Page and application data records
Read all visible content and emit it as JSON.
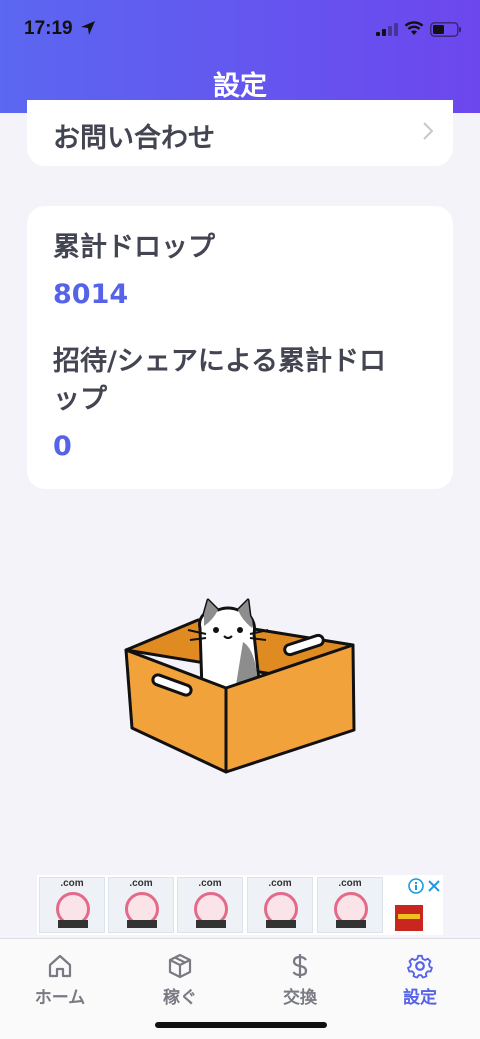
{
  "status_bar": {
    "time": "17:19"
  },
  "header": {
    "title": "設定"
  },
  "contact": {
    "label": "お問い合わせ"
  },
  "stats": [
    {
      "label": "累計ドロップ",
      "value": "8014"
    },
    {
      "label_line1": "招待/シェアによる累計ドロ",
      "label_line2": "ップ",
      "value": "0"
    }
  ],
  "ad": {
    "thumb_text": ".com",
    "thumbs": [
      ".com",
      ".com",
      ".com",
      ".com",
      ".com"
    ]
  },
  "tabs": [
    {
      "label": "ホーム",
      "icon": "home-icon",
      "active": false
    },
    {
      "label": "稼ぐ",
      "icon": "box-icon",
      "active": false
    },
    {
      "label": "交換",
      "icon": "dollar-icon",
      "active": false
    },
    {
      "label": "設定",
      "icon": "gear-icon",
      "active": true
    }
  ],
  "colors": {
    "accent": "#5563e8",
    "header_start": "#5b67f0",
    "header_end": "#6c47ee",
    "box": "#f2a23a"
  }
}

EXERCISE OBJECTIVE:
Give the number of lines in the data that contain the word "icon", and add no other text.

TASK RESULT:
4